"Mercy Corps, along with Mercy USA and the American Refugee Committee, is thrilled to partner with Educate a Child to educate over 100,000 out of school children in Somalia. We look forward to working with the Ministry of Education, local communities and teachers to ensure vulnerable children, particularly girls, have the tools, facilities and support they need to go to school and thrive. We can build a stronger tomorrow for Somalia by empowering youth to achieve their ambitions and shape their future and the trajectory of their communities and nation.”
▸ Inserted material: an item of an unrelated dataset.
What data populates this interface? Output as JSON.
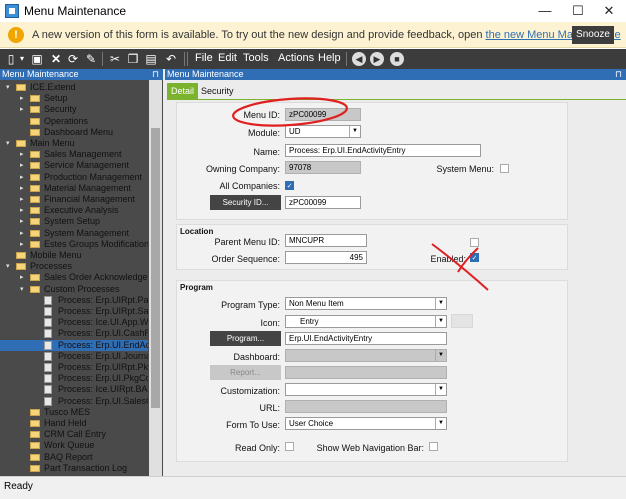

Conflict devastates the lives of many children and EAC will help to mitigate this in Bangladesh and Somalia. The plight of hundreds of thousands of Rohingya people is one of the world’s fastest growing refugee crisis, according to the United Nations. In Somalia, it is estimated that only 30 per cent of school age children have access to learning opportunities and more than three million children of school age remain out of school.1
Somalia today has one of the lowest primary-enrolment and literacy rates in the world.2 Despite the bleak picture, all three zones of Somalia (South and Central Regions, Puntland and Somaliland) have the Education Sector Strategic Plans (ESSPs) that prioritize to accelerate progress towards achievement of quality universal primary education. The consortium, funded by EAC and Mercy Corps, will support each of the Ministries of Educations in the achievement of their individual plans and targets in increasing access to primary education for out of school children. The project focuses on reaching children including over-age youth that are hard-to-reach; providing support for those in marginalised communities and rural or pastoral areas; and supporting those facing poverty and girls with disabilities in peri-urban areas.
Since August 2017, over 655,000 Rohingya refugees, of whom 58 per cent are children under 18 years of age, have entered Bangladesh and are taking shelter in registered camps, existing makeshift settlements and host communities.3 The project from EAC and BRAC will target children who are currently residing in temporary refugee camp sites situated within the Bangladeshi port town of Cox’s Bazar. Learning currently takes place in poorly equipped temporary classrooms, with volunteer teachers who have little formal training. To ensure children’s education is not put on hold, EAC and BRAC plan to establish 500 learning centres in the region with water, sanitation and hygiene facilities, where 1,000 teachers will be enlisted and trained to provide these children with six-months of basic primary-level education, recreational activities, psychosocial support and complementary life-skill training covering health, hygiene, safety and security and reproduction issues.